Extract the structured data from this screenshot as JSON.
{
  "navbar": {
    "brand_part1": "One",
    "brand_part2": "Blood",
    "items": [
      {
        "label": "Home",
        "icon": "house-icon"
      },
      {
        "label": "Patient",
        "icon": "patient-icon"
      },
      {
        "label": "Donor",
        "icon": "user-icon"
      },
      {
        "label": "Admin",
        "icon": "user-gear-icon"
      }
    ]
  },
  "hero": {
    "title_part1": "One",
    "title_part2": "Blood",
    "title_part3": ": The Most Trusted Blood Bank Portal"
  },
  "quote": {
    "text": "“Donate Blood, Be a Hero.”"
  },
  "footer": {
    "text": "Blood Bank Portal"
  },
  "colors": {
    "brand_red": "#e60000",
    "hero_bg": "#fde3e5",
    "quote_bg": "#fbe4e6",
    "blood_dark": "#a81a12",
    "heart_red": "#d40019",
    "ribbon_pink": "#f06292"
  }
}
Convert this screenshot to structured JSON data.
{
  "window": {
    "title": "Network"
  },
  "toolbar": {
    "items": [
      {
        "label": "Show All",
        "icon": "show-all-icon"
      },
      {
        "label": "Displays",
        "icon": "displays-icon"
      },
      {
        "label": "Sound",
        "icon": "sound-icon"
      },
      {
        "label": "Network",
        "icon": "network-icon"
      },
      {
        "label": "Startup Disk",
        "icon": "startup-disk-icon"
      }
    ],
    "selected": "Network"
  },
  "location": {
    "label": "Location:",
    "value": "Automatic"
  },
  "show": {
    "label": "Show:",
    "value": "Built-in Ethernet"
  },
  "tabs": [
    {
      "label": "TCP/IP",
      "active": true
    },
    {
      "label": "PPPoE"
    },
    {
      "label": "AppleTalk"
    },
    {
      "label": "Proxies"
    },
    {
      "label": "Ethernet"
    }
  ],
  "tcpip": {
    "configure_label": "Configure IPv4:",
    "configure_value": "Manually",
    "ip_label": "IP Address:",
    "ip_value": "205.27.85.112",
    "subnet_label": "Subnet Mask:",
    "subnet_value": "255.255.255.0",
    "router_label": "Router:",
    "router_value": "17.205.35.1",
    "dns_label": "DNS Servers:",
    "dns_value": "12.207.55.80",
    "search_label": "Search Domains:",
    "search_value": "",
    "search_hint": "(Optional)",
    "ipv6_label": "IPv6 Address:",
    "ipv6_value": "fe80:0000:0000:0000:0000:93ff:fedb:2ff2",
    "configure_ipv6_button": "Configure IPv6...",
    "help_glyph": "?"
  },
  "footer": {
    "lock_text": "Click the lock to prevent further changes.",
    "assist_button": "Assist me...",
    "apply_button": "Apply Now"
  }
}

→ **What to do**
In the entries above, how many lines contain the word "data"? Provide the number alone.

→ **Task answer**
2